__Assignment__: Where a line in the records below includes "Mise", pull that line out.

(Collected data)
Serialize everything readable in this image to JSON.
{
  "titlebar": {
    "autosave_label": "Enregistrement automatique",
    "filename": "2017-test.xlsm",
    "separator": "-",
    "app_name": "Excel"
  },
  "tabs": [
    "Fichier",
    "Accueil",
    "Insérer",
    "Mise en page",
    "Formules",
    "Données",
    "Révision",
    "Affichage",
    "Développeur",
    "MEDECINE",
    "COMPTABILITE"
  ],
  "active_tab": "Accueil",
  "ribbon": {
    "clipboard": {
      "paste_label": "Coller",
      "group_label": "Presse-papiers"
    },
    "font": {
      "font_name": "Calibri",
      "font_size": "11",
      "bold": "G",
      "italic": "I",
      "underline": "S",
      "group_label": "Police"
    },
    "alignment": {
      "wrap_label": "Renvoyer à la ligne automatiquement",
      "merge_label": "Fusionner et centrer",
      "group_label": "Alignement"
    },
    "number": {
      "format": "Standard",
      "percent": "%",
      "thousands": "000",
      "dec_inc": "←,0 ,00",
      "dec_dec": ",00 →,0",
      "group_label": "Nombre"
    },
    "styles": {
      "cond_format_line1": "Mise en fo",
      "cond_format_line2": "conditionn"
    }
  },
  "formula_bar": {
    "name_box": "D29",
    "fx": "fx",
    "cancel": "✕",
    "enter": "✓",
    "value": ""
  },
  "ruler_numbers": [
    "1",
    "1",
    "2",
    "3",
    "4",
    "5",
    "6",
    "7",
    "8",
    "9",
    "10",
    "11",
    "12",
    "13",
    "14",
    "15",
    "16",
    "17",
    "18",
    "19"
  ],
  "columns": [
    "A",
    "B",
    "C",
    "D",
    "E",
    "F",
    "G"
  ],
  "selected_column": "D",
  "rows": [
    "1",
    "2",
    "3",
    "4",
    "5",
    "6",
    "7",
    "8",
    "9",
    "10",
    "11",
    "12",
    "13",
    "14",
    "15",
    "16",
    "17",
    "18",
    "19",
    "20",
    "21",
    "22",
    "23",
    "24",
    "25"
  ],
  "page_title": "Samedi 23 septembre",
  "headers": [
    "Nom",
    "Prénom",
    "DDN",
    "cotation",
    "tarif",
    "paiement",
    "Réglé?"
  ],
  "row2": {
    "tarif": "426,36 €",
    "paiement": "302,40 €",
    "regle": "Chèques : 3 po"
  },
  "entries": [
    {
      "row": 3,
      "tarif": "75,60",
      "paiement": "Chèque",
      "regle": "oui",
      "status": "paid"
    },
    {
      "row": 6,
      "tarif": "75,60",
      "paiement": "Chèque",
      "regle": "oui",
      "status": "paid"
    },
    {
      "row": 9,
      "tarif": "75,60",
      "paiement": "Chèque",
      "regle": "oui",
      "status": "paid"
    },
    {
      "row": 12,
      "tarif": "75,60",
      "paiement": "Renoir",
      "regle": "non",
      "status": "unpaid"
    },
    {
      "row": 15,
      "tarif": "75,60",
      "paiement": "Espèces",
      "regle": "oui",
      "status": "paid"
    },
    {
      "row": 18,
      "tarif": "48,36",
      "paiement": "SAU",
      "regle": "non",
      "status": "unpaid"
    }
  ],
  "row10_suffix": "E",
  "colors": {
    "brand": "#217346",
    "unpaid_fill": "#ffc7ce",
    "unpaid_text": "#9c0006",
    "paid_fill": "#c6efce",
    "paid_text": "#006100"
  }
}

__Your response__:
    "Mise en page",
      "cond_format_line1": "Mise en fo",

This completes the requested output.